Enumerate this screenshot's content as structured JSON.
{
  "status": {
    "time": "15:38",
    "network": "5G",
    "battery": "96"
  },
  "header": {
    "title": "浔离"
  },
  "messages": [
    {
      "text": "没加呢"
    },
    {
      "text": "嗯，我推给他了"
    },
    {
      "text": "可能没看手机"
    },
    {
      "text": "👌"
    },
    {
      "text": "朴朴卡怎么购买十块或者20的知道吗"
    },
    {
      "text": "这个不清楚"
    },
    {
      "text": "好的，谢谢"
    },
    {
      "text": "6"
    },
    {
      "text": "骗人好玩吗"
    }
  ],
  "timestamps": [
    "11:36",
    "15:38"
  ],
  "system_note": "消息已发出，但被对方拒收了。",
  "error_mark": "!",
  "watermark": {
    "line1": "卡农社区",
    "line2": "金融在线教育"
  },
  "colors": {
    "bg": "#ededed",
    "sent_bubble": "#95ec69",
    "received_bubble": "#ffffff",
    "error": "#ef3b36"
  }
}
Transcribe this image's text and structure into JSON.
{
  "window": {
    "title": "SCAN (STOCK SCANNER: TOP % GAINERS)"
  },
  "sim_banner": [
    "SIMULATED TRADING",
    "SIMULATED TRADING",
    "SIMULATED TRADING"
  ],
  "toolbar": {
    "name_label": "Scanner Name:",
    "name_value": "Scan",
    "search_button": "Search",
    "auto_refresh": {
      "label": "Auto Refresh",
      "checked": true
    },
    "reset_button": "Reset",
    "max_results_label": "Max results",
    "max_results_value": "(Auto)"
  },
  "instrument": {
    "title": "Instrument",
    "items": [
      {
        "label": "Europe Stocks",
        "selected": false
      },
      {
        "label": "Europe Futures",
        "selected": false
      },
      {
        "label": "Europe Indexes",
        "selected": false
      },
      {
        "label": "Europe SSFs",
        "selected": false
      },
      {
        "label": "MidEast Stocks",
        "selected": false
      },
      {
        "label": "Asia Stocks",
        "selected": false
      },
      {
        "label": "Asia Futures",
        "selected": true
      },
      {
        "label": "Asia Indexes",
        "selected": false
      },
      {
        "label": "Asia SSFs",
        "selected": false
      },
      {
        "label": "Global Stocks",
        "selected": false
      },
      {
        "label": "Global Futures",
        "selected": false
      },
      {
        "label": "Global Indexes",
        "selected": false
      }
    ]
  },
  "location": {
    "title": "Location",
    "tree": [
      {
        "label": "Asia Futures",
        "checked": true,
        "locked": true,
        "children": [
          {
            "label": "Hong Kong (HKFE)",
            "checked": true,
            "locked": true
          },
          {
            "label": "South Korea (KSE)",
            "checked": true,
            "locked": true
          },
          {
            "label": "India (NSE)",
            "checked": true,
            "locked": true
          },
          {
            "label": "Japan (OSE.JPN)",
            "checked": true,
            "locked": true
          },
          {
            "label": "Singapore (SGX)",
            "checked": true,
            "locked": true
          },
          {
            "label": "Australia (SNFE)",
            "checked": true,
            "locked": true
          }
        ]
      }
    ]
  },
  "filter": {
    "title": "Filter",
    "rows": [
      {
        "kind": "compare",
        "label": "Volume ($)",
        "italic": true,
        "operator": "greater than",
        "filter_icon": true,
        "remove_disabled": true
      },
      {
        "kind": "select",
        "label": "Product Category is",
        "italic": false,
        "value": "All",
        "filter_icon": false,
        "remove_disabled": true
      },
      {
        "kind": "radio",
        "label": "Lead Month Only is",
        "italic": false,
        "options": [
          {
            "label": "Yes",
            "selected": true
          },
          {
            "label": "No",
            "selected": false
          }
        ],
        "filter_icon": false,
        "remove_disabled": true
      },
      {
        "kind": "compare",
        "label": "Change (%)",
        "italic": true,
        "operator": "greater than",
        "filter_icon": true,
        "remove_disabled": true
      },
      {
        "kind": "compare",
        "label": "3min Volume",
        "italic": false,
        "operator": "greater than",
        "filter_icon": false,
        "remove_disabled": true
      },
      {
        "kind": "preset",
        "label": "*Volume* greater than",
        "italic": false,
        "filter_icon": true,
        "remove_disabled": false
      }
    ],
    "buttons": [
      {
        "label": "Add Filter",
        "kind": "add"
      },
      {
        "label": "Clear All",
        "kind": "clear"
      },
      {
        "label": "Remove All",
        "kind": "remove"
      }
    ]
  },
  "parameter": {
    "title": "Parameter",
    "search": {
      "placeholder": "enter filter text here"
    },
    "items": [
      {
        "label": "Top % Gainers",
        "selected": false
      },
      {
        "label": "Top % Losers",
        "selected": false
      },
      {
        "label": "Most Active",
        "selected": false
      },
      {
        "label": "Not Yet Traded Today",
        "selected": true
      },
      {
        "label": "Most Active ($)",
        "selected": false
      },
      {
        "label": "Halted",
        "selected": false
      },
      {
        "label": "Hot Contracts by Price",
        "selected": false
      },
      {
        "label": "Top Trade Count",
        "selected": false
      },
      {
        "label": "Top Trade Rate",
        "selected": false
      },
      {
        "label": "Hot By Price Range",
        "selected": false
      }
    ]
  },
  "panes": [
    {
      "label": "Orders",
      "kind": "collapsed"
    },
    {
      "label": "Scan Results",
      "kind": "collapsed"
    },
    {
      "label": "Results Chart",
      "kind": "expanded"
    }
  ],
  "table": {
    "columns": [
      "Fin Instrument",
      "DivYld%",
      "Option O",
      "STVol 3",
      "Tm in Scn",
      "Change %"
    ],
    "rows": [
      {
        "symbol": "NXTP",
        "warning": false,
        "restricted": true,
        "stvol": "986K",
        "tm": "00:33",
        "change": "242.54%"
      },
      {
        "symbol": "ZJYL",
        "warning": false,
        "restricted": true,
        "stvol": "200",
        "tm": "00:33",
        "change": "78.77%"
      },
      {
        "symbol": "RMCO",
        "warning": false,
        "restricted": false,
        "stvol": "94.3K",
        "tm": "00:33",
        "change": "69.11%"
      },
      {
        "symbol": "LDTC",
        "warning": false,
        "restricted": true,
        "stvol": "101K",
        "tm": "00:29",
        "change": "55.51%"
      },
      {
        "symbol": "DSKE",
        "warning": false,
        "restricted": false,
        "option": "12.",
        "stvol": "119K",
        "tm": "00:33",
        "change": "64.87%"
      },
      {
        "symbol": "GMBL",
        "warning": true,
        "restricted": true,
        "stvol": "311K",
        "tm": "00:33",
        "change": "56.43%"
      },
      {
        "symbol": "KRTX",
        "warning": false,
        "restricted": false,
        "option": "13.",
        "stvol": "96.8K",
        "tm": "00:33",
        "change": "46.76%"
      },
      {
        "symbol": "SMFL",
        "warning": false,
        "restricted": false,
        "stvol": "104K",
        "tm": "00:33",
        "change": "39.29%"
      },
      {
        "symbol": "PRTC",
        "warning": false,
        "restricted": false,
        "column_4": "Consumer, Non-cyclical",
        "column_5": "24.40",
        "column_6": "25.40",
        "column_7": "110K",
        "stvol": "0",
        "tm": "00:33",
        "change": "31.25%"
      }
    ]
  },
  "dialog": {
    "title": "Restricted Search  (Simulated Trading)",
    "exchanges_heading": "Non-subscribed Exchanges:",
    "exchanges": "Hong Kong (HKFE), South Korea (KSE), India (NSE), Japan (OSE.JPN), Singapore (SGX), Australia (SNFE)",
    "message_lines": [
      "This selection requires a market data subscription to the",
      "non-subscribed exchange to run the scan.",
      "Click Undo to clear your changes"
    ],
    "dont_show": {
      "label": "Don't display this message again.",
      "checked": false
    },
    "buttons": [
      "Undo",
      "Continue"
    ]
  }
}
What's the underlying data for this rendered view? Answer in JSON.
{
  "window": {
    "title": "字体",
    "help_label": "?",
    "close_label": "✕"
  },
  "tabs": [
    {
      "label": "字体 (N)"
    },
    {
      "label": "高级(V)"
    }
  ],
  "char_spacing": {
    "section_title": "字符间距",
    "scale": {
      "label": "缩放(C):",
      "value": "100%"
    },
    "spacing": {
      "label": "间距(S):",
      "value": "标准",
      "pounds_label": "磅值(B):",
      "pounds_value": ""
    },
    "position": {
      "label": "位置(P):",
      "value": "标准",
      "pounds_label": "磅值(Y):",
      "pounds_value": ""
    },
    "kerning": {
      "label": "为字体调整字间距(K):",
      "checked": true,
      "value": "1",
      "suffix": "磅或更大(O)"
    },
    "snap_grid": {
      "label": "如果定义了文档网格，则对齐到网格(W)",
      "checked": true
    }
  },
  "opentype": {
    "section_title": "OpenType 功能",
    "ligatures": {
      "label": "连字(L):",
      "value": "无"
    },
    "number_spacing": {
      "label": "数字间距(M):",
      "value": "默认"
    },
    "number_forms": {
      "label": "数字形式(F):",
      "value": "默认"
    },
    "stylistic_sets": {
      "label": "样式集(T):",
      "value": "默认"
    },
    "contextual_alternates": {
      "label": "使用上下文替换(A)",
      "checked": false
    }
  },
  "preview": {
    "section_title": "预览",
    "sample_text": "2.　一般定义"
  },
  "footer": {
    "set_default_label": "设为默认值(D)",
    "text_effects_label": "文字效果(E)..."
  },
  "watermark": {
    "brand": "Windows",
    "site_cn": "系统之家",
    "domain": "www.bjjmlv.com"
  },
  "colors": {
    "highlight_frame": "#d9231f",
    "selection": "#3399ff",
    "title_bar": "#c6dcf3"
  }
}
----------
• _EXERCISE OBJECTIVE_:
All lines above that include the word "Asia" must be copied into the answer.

• _WRITTEN RESPONSE_:
        "label": "Asia Stocks",
        "label": "Asia Futures",
        "label": "Asia Indexes",
        "label": "Asia SSFs",
        "label": "Asia Futures",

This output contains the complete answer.